【彩神APPx官网登录APP_彩神APPx官网登录APP官网】China tests first drone
Photo taken on May 13, 2018 shows technicians preparing unmanned aircraft vehicle (UAV) carrying the dropsonde, or meteorological data monitor, in Huaibei, east China's Anhui Province. China has successfully designed and tested its first drone-carried dropsonde, or meteorological data monitor, to carry out meteorological observations. (Xinhua/the Second Institute of China Aerospace Science and Industry Corporation Limited (CASIC))
BEIJING, May 24 (Xinhua) -- China has successfully designed and tested its first drone-carried dropsonde, or meteorological data monitor, to carry out meteorological observations.
The unmanned aircraft vehicle (UAV) will carry the dropsonde and drop it at an altitude of 6,000 meters to measure atmospheric profiles as the device falls to the ground.
Launched using a parachute, the dropsonde can descend at a stabilized speed and cut the atmosphere column like a scalpel to gather data such as temperature, humidity, and wind direction and transmit them to ground receiving devices in real time.
The dropsonde carried by UAV was produced by the Second Institute of China Aerospace Science and Industry Corporation Limited (CASIC) and the test was run and monitored by the Meteorological Sounding Center of China Meteorological Administration (CMA) in May.
The drone-carried dropsonde is an essential payload for aircraft meteorological sounding, which is more targeted than weather balloons and applied in much wider fields than rocketsonde, said Zhang Xuefen, a researcher at the CMA.
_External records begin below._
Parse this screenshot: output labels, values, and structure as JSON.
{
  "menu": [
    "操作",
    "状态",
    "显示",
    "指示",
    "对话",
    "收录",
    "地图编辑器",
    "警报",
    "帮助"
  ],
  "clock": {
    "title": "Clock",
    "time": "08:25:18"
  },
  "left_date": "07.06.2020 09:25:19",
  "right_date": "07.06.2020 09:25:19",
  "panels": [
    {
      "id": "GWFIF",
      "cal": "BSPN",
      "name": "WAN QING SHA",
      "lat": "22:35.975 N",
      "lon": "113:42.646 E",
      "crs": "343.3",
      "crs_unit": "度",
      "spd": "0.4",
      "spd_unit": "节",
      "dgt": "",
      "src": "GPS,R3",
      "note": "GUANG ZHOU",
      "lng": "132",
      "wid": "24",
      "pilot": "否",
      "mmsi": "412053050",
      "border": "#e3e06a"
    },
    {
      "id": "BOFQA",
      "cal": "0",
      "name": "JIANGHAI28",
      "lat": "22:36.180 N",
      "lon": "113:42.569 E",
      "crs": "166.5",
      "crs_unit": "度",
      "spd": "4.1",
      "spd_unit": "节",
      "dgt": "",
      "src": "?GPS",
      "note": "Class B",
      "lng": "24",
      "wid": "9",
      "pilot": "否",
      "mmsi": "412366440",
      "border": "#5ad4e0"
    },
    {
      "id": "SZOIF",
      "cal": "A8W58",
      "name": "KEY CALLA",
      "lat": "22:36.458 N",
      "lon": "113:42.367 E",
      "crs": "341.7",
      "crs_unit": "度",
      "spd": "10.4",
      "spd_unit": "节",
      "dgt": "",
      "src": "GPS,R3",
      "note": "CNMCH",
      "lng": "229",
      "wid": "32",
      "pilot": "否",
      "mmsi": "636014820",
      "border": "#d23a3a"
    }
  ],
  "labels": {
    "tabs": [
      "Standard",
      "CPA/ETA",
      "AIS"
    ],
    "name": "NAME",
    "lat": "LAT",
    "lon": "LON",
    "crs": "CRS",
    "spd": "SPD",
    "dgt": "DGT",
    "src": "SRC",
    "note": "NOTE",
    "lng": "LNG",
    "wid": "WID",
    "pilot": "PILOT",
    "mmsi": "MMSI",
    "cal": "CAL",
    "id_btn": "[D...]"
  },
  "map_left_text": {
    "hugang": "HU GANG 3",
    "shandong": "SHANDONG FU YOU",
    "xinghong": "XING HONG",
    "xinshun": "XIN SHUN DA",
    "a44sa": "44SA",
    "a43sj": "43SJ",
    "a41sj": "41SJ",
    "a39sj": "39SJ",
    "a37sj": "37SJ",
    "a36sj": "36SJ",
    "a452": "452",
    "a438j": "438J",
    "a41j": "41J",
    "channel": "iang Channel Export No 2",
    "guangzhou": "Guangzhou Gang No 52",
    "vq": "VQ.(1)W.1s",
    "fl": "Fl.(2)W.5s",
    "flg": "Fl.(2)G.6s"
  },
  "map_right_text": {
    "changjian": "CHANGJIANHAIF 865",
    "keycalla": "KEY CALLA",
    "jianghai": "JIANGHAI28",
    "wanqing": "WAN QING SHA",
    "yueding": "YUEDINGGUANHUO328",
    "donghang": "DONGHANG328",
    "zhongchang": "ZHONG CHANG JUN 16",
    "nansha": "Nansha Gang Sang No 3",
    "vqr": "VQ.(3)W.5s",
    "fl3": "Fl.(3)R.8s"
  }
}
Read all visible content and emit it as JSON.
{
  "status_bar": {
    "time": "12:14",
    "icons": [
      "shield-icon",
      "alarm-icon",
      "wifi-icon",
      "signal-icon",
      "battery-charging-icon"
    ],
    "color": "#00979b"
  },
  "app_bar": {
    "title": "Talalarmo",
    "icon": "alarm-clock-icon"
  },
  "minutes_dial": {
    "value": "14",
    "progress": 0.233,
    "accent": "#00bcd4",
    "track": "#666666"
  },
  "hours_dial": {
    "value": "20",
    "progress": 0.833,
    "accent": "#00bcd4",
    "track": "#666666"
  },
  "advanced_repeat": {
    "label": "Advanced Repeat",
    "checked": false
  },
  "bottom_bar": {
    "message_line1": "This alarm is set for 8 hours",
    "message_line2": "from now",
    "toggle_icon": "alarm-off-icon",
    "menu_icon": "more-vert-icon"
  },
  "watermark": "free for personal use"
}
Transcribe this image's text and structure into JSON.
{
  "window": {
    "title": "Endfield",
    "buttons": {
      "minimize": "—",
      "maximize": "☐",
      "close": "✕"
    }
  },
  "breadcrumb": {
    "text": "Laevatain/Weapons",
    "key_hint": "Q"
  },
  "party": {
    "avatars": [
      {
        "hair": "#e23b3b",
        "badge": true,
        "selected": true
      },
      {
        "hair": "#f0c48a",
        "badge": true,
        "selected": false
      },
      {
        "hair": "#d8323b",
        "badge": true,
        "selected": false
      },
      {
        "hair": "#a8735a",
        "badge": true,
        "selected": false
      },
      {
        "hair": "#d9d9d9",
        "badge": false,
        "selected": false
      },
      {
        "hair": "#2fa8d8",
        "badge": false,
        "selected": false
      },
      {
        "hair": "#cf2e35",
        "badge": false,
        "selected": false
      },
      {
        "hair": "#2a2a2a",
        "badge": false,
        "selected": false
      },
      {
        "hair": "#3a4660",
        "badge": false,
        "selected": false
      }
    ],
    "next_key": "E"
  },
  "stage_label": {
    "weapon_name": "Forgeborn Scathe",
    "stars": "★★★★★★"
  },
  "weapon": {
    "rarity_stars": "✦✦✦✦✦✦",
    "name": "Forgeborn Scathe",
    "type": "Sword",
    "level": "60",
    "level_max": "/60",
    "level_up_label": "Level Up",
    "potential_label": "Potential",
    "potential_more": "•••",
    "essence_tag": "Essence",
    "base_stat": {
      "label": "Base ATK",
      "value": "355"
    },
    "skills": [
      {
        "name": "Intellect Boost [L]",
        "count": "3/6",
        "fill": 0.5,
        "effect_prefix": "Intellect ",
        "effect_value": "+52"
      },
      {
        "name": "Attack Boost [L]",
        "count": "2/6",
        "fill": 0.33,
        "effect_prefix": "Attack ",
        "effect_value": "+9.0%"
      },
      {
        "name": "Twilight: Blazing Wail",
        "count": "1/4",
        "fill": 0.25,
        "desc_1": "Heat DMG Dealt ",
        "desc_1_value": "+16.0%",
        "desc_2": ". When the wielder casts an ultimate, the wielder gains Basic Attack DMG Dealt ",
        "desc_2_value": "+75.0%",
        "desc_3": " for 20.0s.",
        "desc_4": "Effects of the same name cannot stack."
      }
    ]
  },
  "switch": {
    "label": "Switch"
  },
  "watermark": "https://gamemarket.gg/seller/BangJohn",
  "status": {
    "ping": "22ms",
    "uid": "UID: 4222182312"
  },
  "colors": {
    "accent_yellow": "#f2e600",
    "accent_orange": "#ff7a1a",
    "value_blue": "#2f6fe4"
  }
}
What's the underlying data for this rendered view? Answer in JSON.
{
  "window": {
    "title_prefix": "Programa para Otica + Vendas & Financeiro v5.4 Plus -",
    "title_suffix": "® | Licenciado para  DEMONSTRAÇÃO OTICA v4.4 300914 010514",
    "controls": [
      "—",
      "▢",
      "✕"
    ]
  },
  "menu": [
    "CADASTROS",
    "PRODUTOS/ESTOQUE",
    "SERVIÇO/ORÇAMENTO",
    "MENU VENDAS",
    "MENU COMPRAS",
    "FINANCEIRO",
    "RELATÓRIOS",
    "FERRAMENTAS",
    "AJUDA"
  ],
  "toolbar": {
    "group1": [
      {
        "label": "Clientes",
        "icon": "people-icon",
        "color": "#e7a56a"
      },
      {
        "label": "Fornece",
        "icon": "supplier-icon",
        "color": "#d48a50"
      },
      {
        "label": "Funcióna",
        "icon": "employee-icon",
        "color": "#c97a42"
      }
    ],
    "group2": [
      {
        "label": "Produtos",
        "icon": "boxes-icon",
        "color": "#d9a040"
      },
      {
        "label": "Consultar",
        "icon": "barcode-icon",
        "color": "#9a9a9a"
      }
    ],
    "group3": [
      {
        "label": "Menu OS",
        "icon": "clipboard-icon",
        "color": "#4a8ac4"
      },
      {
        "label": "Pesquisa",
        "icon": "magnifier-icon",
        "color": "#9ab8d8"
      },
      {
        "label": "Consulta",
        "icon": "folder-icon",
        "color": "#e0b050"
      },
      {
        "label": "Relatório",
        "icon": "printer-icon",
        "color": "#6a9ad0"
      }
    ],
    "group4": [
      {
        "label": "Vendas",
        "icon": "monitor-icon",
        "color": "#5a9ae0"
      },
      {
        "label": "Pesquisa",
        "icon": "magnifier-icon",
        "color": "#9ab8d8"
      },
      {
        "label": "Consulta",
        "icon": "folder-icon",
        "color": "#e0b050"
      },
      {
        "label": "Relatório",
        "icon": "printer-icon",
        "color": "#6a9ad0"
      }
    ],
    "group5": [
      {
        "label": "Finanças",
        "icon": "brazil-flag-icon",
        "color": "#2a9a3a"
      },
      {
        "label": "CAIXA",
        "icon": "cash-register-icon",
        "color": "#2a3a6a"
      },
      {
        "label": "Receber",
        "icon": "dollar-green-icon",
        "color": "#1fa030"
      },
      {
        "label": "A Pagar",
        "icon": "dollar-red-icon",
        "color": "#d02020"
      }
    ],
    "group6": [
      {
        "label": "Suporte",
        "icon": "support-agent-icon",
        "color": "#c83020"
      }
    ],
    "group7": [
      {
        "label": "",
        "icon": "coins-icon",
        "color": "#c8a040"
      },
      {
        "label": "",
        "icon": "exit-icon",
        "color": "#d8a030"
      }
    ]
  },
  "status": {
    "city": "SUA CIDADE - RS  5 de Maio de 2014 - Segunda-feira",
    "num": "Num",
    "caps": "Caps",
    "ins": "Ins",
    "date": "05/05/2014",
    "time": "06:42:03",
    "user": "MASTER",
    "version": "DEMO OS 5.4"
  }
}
Such dropsondes are small and light and have a high accuracy when applied. Once equipped with a power cord and data wire, these dropsondes can be hung from any part of a drone's wing, belly or cabin and work stably and reliably between 70 degrees Celsius and minus 90 degrees Celsius.
According to the CASIC, drone-carried dropsondes can be widely used in meteorological emergency, disaster and ecological monitoring and offer a convenient and low-cost option for artificial meteorological observation and response systems in the future.